FOR IMMEDIATE RELEASE
July 16, 2011
(CHICAGO) — As the implementation of electronic health records (EHR) becomes more wide spread, there are some medical practices that— due to their size or geographic location— might be limited in their ability to achieve implementation by 2015. This would result in financial penalties and potential damage to the viability of their practices.
Expressing concerned for solo practitioners and physicians in small group practices, members of the American Osteopathic Association (AOA) House of Delegates voted today to support revisions to the electronic health records program, operated by the Centers for Medicare and Medicaid Services, that would create an exemption from mandatory EHR implementation for small group practices and solo practitioners.
While the AOA supports the financial incentives established by the HITECH Act, we are concerned that mandatory implementation by 2015 is extremely difficult for many physicians due to a lack of appropriately designed systems for all specialties, geographic limitations on access to technology, and the costs of purchasing, implementing, and operating EHR systems.
The implementation of financial penalties could force many physicians into not using EHRs or opting out of the Medicare program, which will cause patients to lose access to care.
“Each physician practice faces different circumstances depending on its size, specialty focus and whether it serves patients in a rural or urban setting. Expecting all practices to be able to implement EHR systems at the same capacity is unrealistic,” says Thomas G. Zimmerman, DO, from Oceanside, N.Y. “We feel this exemption will protect both physicians and their patients by preventing unnecessary financial harm to small group practices and solo practitioners.”
About the House of Delegates
The AOA’s House of Delegates, comprised of more than 500 delegates representing osteopathic state medical associations, specialty societies, interns, residents and students from throughout the country, meets annually in July to set organizational policies and elect new officers.
About the American Osteopathic Association

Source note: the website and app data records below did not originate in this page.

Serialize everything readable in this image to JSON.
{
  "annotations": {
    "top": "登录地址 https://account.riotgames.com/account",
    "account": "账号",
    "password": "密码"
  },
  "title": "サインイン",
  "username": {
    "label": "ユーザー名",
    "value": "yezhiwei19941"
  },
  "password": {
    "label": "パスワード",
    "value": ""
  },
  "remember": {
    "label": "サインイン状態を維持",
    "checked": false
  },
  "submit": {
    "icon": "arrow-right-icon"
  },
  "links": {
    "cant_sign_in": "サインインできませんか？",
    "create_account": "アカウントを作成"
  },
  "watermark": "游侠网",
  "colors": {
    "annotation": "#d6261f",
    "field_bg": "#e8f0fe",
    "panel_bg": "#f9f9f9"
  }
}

The American Osteopathic Association (AOA) proudly represents its professional family of more than 78,000 osteopathic physicians (DOs); promotes public health; encourages scientific research; serves as the primary certifying body for DOs; is the accrediting agency for osteopathic medical schools; and has federal authority to accredit hospitals and other health care facilities. More information on DOs/osteopathic medicine can be found at www.osteopathic.org.